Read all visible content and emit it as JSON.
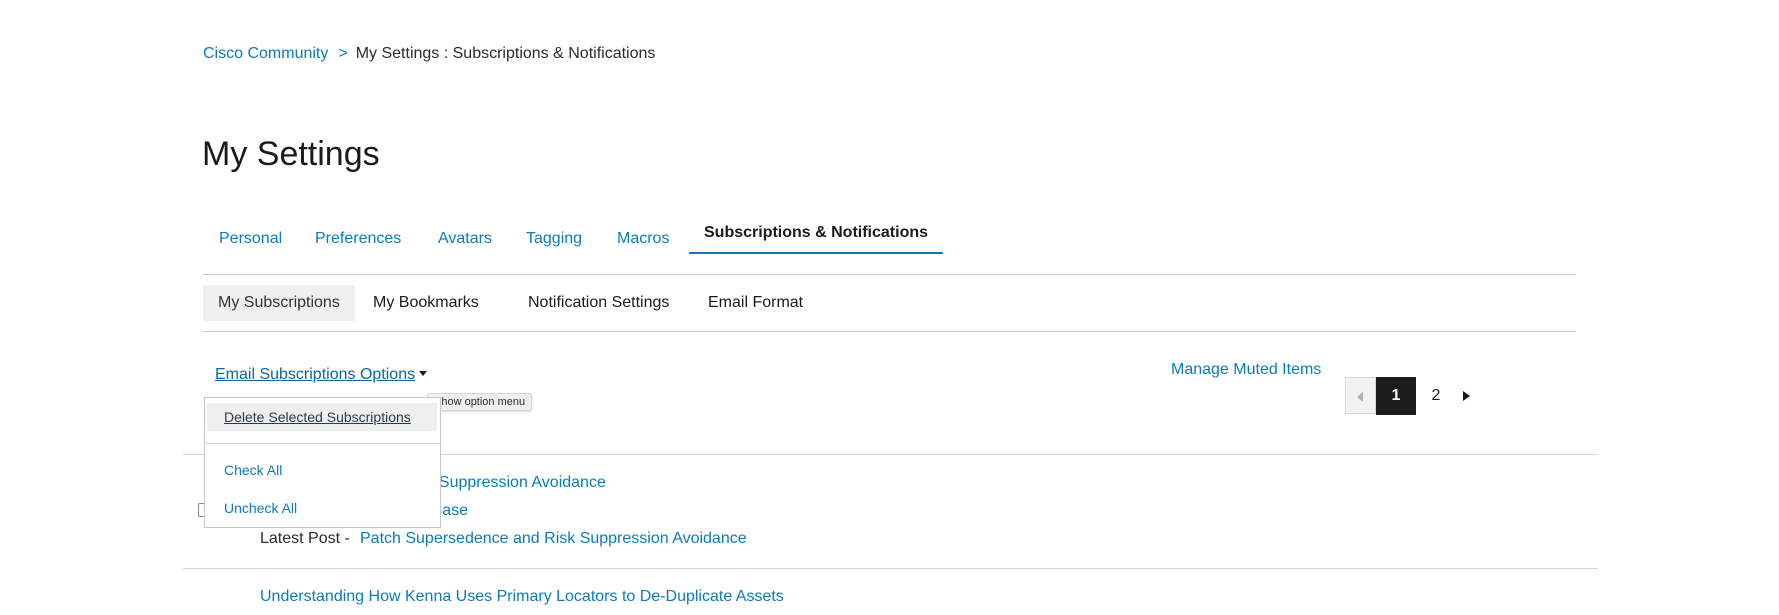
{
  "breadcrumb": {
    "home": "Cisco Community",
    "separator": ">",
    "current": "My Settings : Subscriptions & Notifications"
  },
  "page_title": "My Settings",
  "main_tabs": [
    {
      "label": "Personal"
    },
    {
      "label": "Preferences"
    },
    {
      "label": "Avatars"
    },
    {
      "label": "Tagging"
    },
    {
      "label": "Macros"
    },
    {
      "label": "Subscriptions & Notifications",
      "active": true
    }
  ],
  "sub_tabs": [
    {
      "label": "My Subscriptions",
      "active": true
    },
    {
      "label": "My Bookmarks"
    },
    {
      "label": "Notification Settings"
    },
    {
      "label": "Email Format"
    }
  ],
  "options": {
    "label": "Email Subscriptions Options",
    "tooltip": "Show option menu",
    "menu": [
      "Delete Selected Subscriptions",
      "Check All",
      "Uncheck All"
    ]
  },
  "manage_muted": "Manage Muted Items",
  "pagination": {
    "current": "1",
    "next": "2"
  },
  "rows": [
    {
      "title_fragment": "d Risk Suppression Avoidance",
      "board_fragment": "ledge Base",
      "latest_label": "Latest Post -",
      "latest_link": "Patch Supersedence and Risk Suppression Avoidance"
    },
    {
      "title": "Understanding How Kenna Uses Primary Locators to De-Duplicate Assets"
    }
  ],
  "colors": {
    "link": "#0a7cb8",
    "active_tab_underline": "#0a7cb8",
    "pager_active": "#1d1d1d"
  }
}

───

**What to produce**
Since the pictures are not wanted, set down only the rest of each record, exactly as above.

**Task output**
Read all visible content and emit it as JSON.
{
  "breadcrumb": {
    "home": "Cisco Community",
    "separator": ">",
    "current": "My Settings : Subscriptions & Notifications"
  },
  "page_title": "My Settings",
  "main_tabs": [
    {
      "label": "Personal"
    },
    {
      "label": "Preferences"
    },
    {
      "label": "Avatars"
    },
    {
      "label": "Tagging"
    },
    {
      "label": "Macros"
    },
    {
      "label": "Subscriptions & Notifications",
      "active": true
    }
  ],
  "sub_tabs": [
    {
      "label": "My Subscriptions",
      "active": true
    },
    {
      "label": "My Bookmarks"
    },
    {
      "label": "Notification Settings"
    },
    {
      "label": "Email Format"
    }
  ],
  "options": {
    "label": "Email Subscriptions Options",
    "tooltip": "Show option menu",
    "menu": [
      "Delete Selected Subscriptions",
      "Check All",
      "Uncheck All"
    ]
  },
  "manage_muted": "Manage Muted Items",
  "pagination": {
    "current": "1",
    "next": "2"
  },
  "rows": [
    {
      "title_fragment": "d Risk Suppression Avoidance",
      "board_fragment": "ledge Base",
      "latest_label": "Latest Post -",
      "latest_link": "Patch Supersedence and Risk Suppression Avoidance"
    },
    {
      "title": "Understanding How Kenna Uses Primary Locators to De-Duplicate Assets"
    }
  ],
  "colors": {
    "link": "#0a7cb8",
    "active_tab_underline": "#0a7cb8",
    "pager_active": "#1d1d1d"
  }
}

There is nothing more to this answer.